The invitation stated that the “town meeting” would be an oppor-tunity to join a “lively conversation about the University, including changes, challenges, and achievements.” Instead, the two-hour program featured an hour of hors d’oeuvres and wine and a second hour of mostly formal remarks by President Tilghman and Professor Alan Krueger. There were only 15 minutes dedicated to questions and answers. This was highly disappointing for those alumni who came to engage in a conversation about their concerns about Princeton.

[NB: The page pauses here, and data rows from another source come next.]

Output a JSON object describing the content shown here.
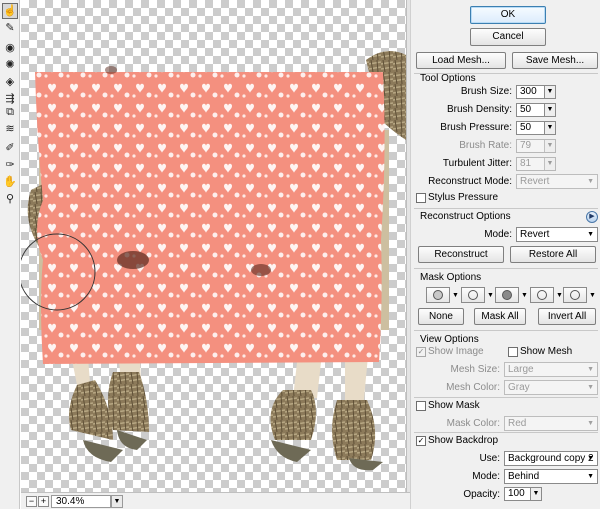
{
  "dialog": {
    "ok_label": "OK",
    "cancel_label": "Cancel",
    "load_mesh_label": "Load Mesh...",
    "save_mesh_label": "Save Mesh..."
  },
  "tool_options": {
    "title": "Tool Options",
    "brush_size_label": "Brush Size:",
    "brush_size": "300",
    "brush_density_label": "Brush Density:",
    "brush_density": "50",
    "brush_pressure_label": "Brush Pressure:",
    "brush_pressure": "50",
    "brush_rate_label": "Brush Rate:",
    "brush_rate": "79",
    "turbulent_jitter_label": "Turbulent Jitter:",
    "turbulent_jitter": "81",
    "reconstruct_mode_label": "Reconstruct Mode:",
    "reconstruct_mode": "Revert",
    "stylus_pressure_label": "Stylus Pressure"
  },
  "reconstruct_options": {
    "title": "Reconstruct Options",
    "mode_label": "Mode:",
    "mode": "Revert",
    "reconstruct_label": "Reconstruct",
    "restore_all_label": "Restore All"
  },
  "mask_options": {
    "title": "Mask Options",
    "none_label": "None",
    "mask_all_label": "Mask All",
    "invert_all_label": "Invert All"
  },
  "view_options": {
    "title": "View Options",
    "show_image_label": "Show Image",
    "show_mesh_label": "Show Mesh",
    "mesh_size_label": "Mesh Size:",
    "mesh_size": "Large",
    "mesh_color_label": "Mesh Color:",
    "mesh_color": "Gray",
    "show_mask_label": "Show Mask",
    "mask_color_label": "Mask Color:",
    "mask_color": "Red",
    "show_backdrop_label": "Show Backdrop",
    "use_label": "Use:",
    "use": "Background copy 2",
    "backdrop_mode_label": "Mode:",
    "backdrop_mode": "Behind",
    "opacity_label": "Opacity:",
    "opacity": "100"
  },
  "status": {
    "zoom": "30.4%"
  },
  "toolbar": {
    "tools": [
      "forward-warp-tool-icon",
      "reconstruct-tool-icon",
      "twirl-clockwise-tool-icon",
      "pucker-tool-icon",
      "bloat-tool-icon",
      "push-left-tool-icon",
      "mirror-tool-icon",
      "turbulence-tool-icon",
      "freeze-mask-tool-icon",
      "thaw-mask-tool-icon",
      "hand-tool-icon",
      "zoom-tool-icon"
    ]
  },
  "colors": {
    "accent": "#3c7fb1",
    "mask_overlay": "#f08a7a",
    "panel_bg": "#f0f0f0",
    "checker": "#cccccc"
  }
}
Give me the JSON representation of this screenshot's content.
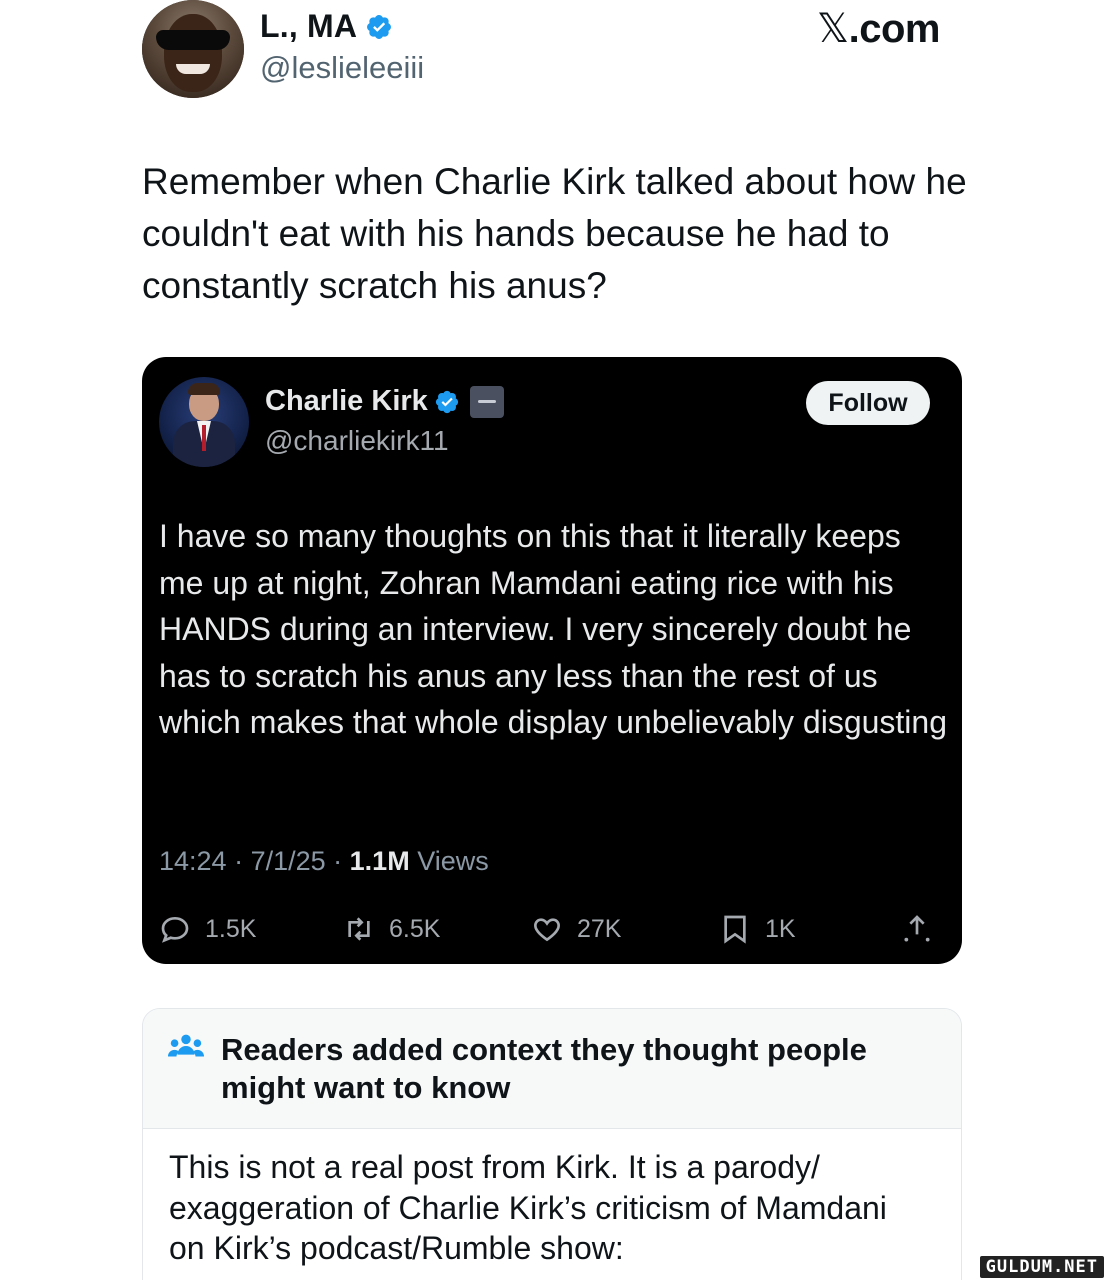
{
  "outer_post": {
    "display_name": "L., MA",
    "handle": "@leslieleeiii",
    "site": "X.com",
    "text": "Remember when Charlie Kirk talked about how he couldn't eat with his hands because he had to constantly scratch his anus?"
  },
  "quoted_post": {
    "display_name": "Charlie Kirk",
    "handle": "@charliekirk11",
    "follow_label": "Follow",
    "text": "I have so many thoughts on this that it literally keeps me up at night, Zohran Mamdani eating rice with his HANDS during an interview. I very sincerely doubt he has to scratch his anus any less than the rest of us which makes that whole display unbelievably disgusting",
    "time": "14:24",
    "date": "7/1/25",
    "views_count": "1.1M",
    "views_label": "Views",
    "replies": "1.5K",
    "reposts": "6.5K",
    "likes": "27K",
    "bookmarks": "1K"
  },
  "community_note": {
    "title": "Readers added context they thought people might want to know",
    "body": "This is not a real post from Kirk.  It is a parody/ exaggeration of Charlie Kirk’s criticism of Mamdani on Kirk’s podcast/Rumble show:"
  },
  "watermark": "GULDUM.NET",
  "colors": {
    "verified_blue": "#1d9bf0",
    "embed_bg": "#000000",
    "note_header_bg": "#f7f9f9"
  },
  "icons": [
    "verified-badge-icon",
    "reply-icon",
    "repost-icon",
    "like-icon",
    "bookmark-icon",
    "share-icon",
    "community-notes-icon"
  ]
}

If the University is going to send its representative(s) around the country to hold “town meetings,” we respectfully suggest that at least 75 percent of the time be devoted actually to a town meeting.
The University should also consider holding town meetings more regularly and having an annual meeting of alumni.
LA MONICA ANDREOFF ’04, Arlington, Va. EVAN BAEHR ’05, Washington,
Editor’s note: A version of this letter was sent as an open letter to President Tilghman, who responded that alumni have told her office that they appreciate hearing from faculty and that she holds a “town meeting” each year at Reunions.
It would be nice to see a picture of the Princeton campus on PAW covers once or twice a year.
STEPHEN VALENTINE III ’47 *49
I am pleased to identify these great men (From the Archives, Sept. 14), all Nassoons and not necessarily jocks, as, from left, Don Finnie ’47, Ed Knetzger ’46, Jim Buck ’46, and Al Burr ’49. (They were singing “Oh Mister Moon” for 1948’s Class Day ceremony, in case you were wondering!) Only Dad survives among these good friends, but the songs live on.
JIM BUCK ’81
Barbara Calanog Todd ’98’s name was misspelled on the Nov. 2 cover.
A memorial Sept. 14 for Landon Peters ’52 contained several errors. He prepared at Gov. Dummer Academy and served in the Air Force from 1951 to 1955, but not as a pilot. He retired from the Bank of New York as executive vice president and treasurer. Among his survivors is a sister, Lorna Garron. The Class of 1952 regrets the errors. A corrected text appears in the PAW Online Class Memorials.
The memorial for Earll Colden Waller ’42 in the May 12, 2004, issue omitted the name of one of his children, Suzanne. The Class of 1942 apologizes for the omission.